* [Exercise instructions]: Write out every record exactly as it appears. Skip the pictures.

-- Extracted entries follows --

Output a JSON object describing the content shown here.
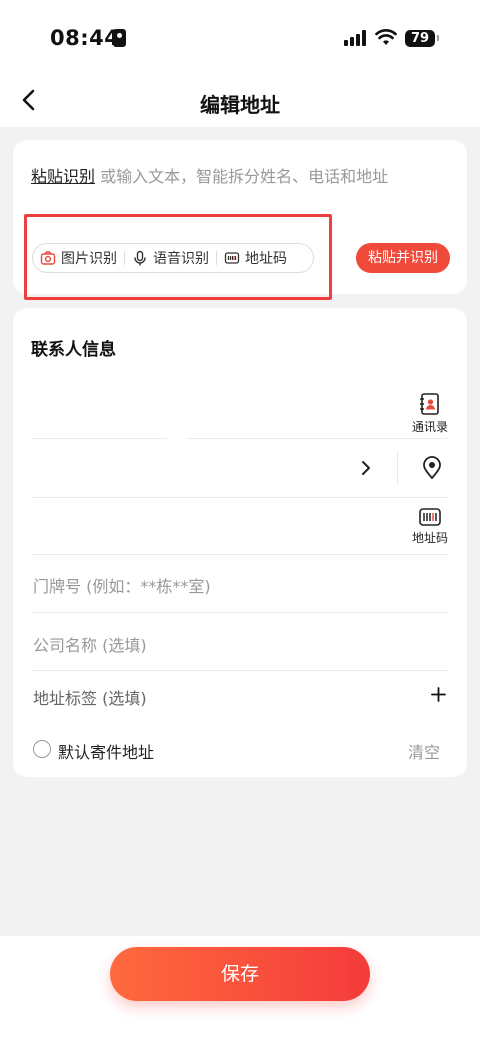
{
  "status_bar": {
    "time": "08:44",
    "battery": "79"
  },
  "nav": {
    "title": "编辑地址"
  },
  "paste_card": {
    "paste_link": "粘贴识别",
    "hint": "或输入文本，智能拆分姓名、电话和地址",
    "tools": [
      {
        "label": "图片识别",
        "icon": "camera-icon"
      },
      {
        "label": "语音识别",
        "icon": "microphone-icon"
      },
      {
        "label": "地址码",
        "icon": "address-code-icon"
      }
    ],
    "paste_button": "粘贴并识别"
  },
  "contact_card": {
    "title": "联系人信息",
    "contacts_label": "通讯录",
    "address_code_label": "地址码",
    "house_number_placeholder": "门牌号 (例如：**栋**室)",
    "company_placeholder": "公司名称 (选填)",
    "tag_label": "地址标签 (选填)",
    "default_label": "默认寄件地址",
    "clear_label": "清空"
  },
  "footer": {
    "save_label": "保存"
  },
  "colors": {
    "accent": "#f04a3a",
    "highlight_border": "#ee3e3e"
  }
}
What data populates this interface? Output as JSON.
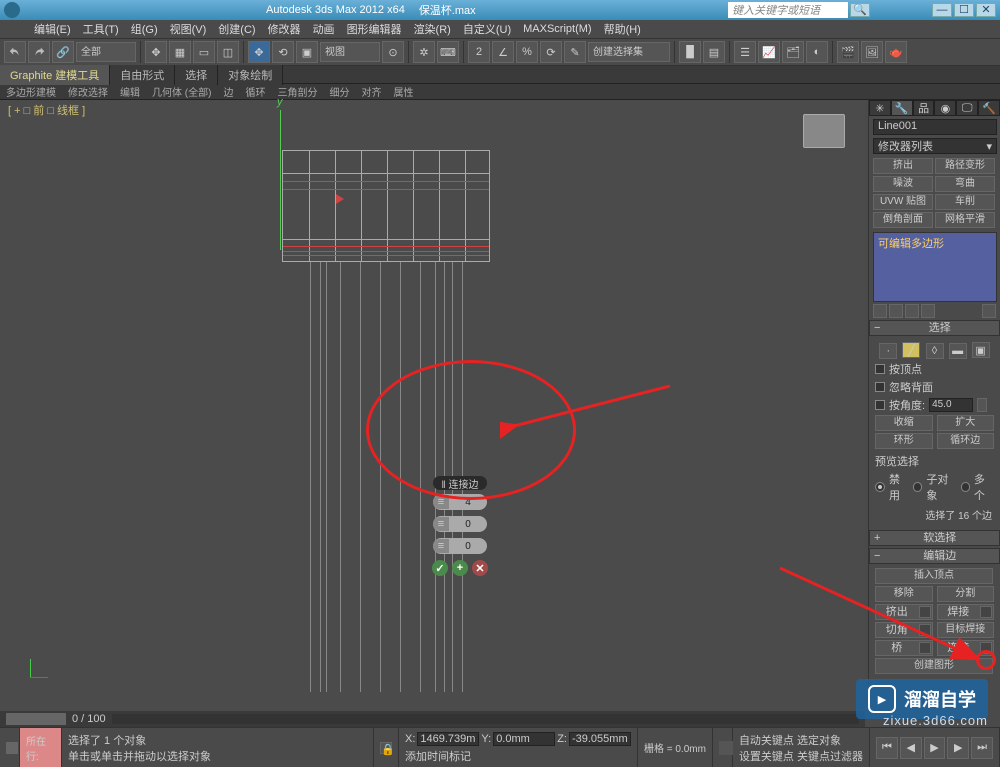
{
  "title": {
    "app": "Autodesk 3ds Max  2012  x64",
    "doc": "保温杯.max"
  },
  "searchPlaceholder": "键入关键字或短语",
  "menu": [
    "编辑(E)",
    "工具(T)",
    "组(G)",
    "视图(V)",
    "创建(C)",
    "修改器",
    "动画",
    "图形编辑器",
    "渲染(R)",
    "自定义(U)",
    "MAXScript(M)",
    "帮助(H)"
  ],
  "toolbar": {
    "dropAll": "全部",
    "dropView": "视图",
    "dropSel": "创建选择集"
  },
  "ribbon": {
    "tabs": [
      "Graphite 建模工具",
      "自由形式",
      "选择",
      "对象绘制"
    ],
    "row2": [
      "多边形建模",
      "修改选择",
      "编辑",
      "几何体 (全部)",
      "边",
      "循环",
      "三角剖分",
      "细分",
      "对齐",
      "属性"
    ]
  },
  "viewport": {
    "label": "[ + □ 前 □ 线框 ]"
  },
  "caddy": {
    "title": "‖ 连接边",
    "v1": "4",
    "v2": "0",
    "v3": "0"
  },
  "panel": {
    "objName": "Line001",
    "modList": "修改器列表",
    "mods": [
      "挤出",
      "路径变形",
      "噪波",
      "弯曲",
      "UVW 贴图",
      "车削",
      "倒角剖面",
      "网格平滑"
    ],
    "stackItem": "可编辑多边形",
    "rollSelect": "选择",
    "byVertex": "按顶点",
    "ignoreBack": "忽略背面",
    "byAngle": "按角度:",
    "angle": "45.0",
    "shrink": "收缩",
    "grow": "扩大",
    "ring": "环形",
    "loop": "循环边",
    "preview": "预览选择",
    "pvDisable": "禁用",
    "pvSub": "子对象",
    "pvMulti": "多个",
    "selInfo": "选择了 16 个边",
    "rollSoft": "软选择",
    "rollEdit": "编辑边",
    "insertV": "插入顶点",
    "remove": "移除",
    "split": "分割",
    "extrude": "挤出",
    "weld": "焊接",
    "chamfer": "切角",
    "targetWeld": "目标焊接",
    "bridge": "桥",
    "connect": "连接",
    "createShape": "创建图形"
  },
  "status": {
    "frame": "0 / 100",
    "selObj": "选择了 1 个对象",
    "hint": "单击或单击并拖动以选择对象",
    "x": "1469.739m",
    "y": "0.0mm",
    "z": "-39.055mm",
    "grid": "栅格 = 0.0mm",
    "autoKey": "自动关键点",
    "selLock": "选定对象",
    "setKey": "设置关键点",
    "keyFilter": "关键点过滤器",
    "addTag": "添加时间标记",
    "here": "所在行:"
  },
  "watermark": {
    "text": "溜溜自学",
    "url": "zixue.3d66.com"
  }
}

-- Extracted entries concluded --

* [Your solution]:
Output a JSON object describing the content shown here.
{
  "status_bar": {
    "time": "08:44",
    "battery": "79"
  },
  "nav": {
    "title": "编辑地址"
  },
  "paste_card": {
    "paste_link": "粘贴识别",
    "hint": "或输入文本，智能拆分姓名、电话和地址",
    "tools": [
      {
        "label": "图片识别",
        "icon": "camera-icon"
      },
      {
        "label": "语音识别",
        "icon": "microphone-icon"
      },
      {
        "label": "地址码",
        "icon": "address-code-icon"
      }
    ],
    "paste_button": "粘贴并识别"
  },
  "contact_card": {
    "title": "联系人信息",
    "contacts_label": "通讯录",
    "address_code_label": "地址码",
    "house_number_placeholder": "门牌号 (例如：**栋**室)",
    "company_placeholder": "公司名称 (选填)",
    "tag_label": "地址标签 (选填)",
    "default_label": "默认寄件地址",
    "clear_label": "清空"
  },
  "footer": {
    "save_label": "保存"
  },
  "colors": {
    "accent": "#f04a3a",
    "highlight_border": "#ee3e3e"
  }
}
What data populates this interface? Output as JSON.
{
  "title": {
    "app": "Autodesk 3ds Max  2012  x64",
    "doc": "保温杯.max"
  },
  "searchPlaceholder": "键入关键字或短语",
  "menu": [
    "编辑(E)",
    "工具(T)",
    "组(G)",
    "视图(V)",
    "创建(C)",
    "修改器",
    "动画",
    "图形编辑器",
    "渲染(R)",
    "自定义(U)",
    "MAXScript(M)",
    "帮助(H)"
  ],
  "toolbar": {
    "dropAll": "全部",
    "dropView": "视图",
    "dropSel": "创建选择集"
  },
  "ribbon": {
    "tabs": [
      "Graphite 建模工具",
      "自由形式",
      "选择",
      "对象绘制"
    ],
    "row2": [
      "多边形建模",
      "修改选择",
      "编辑",
      "几何体 (全部)",
      "边",
      "循环",
      "三角剖分",
      "细分",
      "对齐",
      "属性"
    ]
  },
  "viewport": {
    "label": "[ + □ 前 □ 线框 ]"
  },
  "caddy": {
    "title": "‖ 连接边",
    "v1": "4",
    "v2": "0",
    "v3": "0"
  },
  "panel": {
    "objName": "Line001",
    "modList": "修改器列表",
    "mods": [
      "挤出",
      "路径变形",
      "噪波",
      "弯曲",
      "UVW 贴图",
      "车削",
      "倒角剖面",
      "网格平滑"
    ],
    "stackItem": "可编辑多边形",
    "rollSelect": "选择",
    "byVertex": "按顶点",
    "ignoreBack": "忽略背面",
    "byAngle": "按角度:",
    "angle": "45.0",
    "shrink": "收缩",
    "grow": "扩大",
    "ring": "环形",
    "loop": "循环边",
    "preview": "预览选择",
    "pvDisable": "禁用",
    "pvSub": "子对象",
    "pvMulti": "多个",
    "selInfo": "选择了 16 个边",
    "rollSoft": "软选择",
    "rollEdit": "编辑边",
    "insertV": "插入顶点",
    "remove": "移除",
    "split": "分割",
    "extrude": "挤出",
    "weld": "焊接",
    "chamfer": "切角",
    "targetWeld": "目标焊接",
    "bridge": "桥",
    "connect": "连接",
    "createShape": "创建图形"
  },
  "status": {
    "frame": "0 / 100",
    "selObj": "选择了 1 个对象",
    "hint": "单击或单击并拖动以选择对象",
    "x": "1469.739m",
    "y": "0.0mm",
    "z": "-39.055mm",
    "grid": "栅格 = 0.0mm",
    "autoKey": "自动关键点",
    "selLock": "选定对象",
    "setKey": "设置关键点",
    "keyFilter": "关键点过滤器",
    "addTag": "添加时间标记",
    "here": "所在行:"
  },
  "watermark": {
    "text": "溜溜自学",
    "url": "zixue.3d66.com"
  }
}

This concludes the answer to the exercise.